  • On the Dashboard page when displaying widgets. For example, if widgets are open on multiple browser tabs at the same time or multiple tag users are working with them.
  • When displaying reports. For example, if several tag are viewing reports or working with the same report at the same time.

A similar situation can occur if you're simultaneously sending requests to the Yandex.Metrica API and working with the web interface.

A quota may also be exceeded due to browser add-ons or malware activity. In this case, we recommend disabling your browser add-ons and checking your OS for viruses.

If you suspect that someone else made requests using your username:
  1. Under Sign in and device history, click Log out on all devices.
  2. Go to your account settings again and change your password. Then click Log out on all devices again.

Processing and storing data

The collected data is processed by the service. Statistical objects are formed in the tag's storage based on this data.

Yandex.Metrica works with several data levels and operates with the following types of statistical objects:

Object Level


page load

file download

outbound link click

Session Second
User Third

A statistical object is defined by a set of attributes.

Some of the attributes are shared by all types of statistical objects. For example, any type of object can have the operating system and user's country defined, if this information was detected.

Some attributes are specific to certain types of statistical objects. For example, a defining pageview attribute is the page URL of the click (referer), a session attribute is the session length, and a user attribute is the date of the user's first session.

These levels can be represented in a diagram:

You can transmit additional parameters to Yandex.Metrica while users are interacting with the site. However, it is important to differentiate between session or pageview parameters and user parameters. User parameters differ from session or pageview parameters in that they aren't tied to a specific time of the site session.

For example, the “send feedback” event belongs to a specific session, because the user could only submit the feedback once over the entire history of sessions. There isn't any point in making this event a user attribute, because the reports would make it look like this user submitted the same feedback once during every session.

To compare the behavior of users who have left feedback at least once with those who have never sent feedback, you need to configure sending this event via session parameters, and then create the appropriate segments. The user parameters should only transmit attributes that don't change from session to session, and that don't contain users' personal information. For instance, you can transmit the type of client — “retail” or “wholesale”.

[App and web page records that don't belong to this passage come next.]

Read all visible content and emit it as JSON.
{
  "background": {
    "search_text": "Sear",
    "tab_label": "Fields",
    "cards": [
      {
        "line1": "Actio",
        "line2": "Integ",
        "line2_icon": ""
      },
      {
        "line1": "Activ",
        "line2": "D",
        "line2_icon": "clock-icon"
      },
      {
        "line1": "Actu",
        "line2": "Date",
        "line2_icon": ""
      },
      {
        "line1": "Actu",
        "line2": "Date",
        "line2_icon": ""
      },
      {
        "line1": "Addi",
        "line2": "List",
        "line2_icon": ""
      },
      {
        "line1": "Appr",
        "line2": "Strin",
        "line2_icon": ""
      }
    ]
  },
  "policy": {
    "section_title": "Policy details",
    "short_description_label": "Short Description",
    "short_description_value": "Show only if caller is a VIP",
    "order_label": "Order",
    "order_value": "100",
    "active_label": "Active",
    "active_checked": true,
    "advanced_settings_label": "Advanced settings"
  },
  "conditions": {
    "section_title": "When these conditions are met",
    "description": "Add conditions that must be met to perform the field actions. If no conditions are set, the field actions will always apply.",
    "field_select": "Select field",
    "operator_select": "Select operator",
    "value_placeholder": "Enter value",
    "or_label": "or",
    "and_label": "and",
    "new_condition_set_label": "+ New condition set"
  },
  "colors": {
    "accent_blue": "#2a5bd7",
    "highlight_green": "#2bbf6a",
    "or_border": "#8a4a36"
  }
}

Receiving and displaying data. Metrics

Each object is defined by the start time of the corresponding event (or sequence of events).

So we can select statistical objects of a specific type within a certain time period. Then we can use attribute values to calculate a variety of absolute or average numbers. These numbers are called metrics. Examples are the overall number of pageviews, or the number of sessions with a depth greater than 5.

Metrics are always calculated for the same type of statistical objects.

A typical task when analyzing metrics is to determine how much one of the groups contributes to the total. For example, you may want to find out how many of a site's users are men, and how many are women. In Yandex.Metrica, you can define groups of objects using conditions placed on attribute values, and calculate the metric values for each group. This process of breaking up a total into its parts is called dimensions.

Often you don't need all the objects, but just those that match the specified criteria. For example, you want to analyze the behavior of users who click through from ads. In Yandex.Metrica, you can form a sample of desired objects using conditions placed on attribute values. This process is called segmentation, and the selected set of objects is a segment.

Segmentation and dimensions can be used together. For example, you can select a segment of sessions that came from search engines, and group the sessions by keyword.

For viewing and analyzing metrics, reports and widgets are used. For studying user behavior, Session Replay, maps, and the form analysis service are available.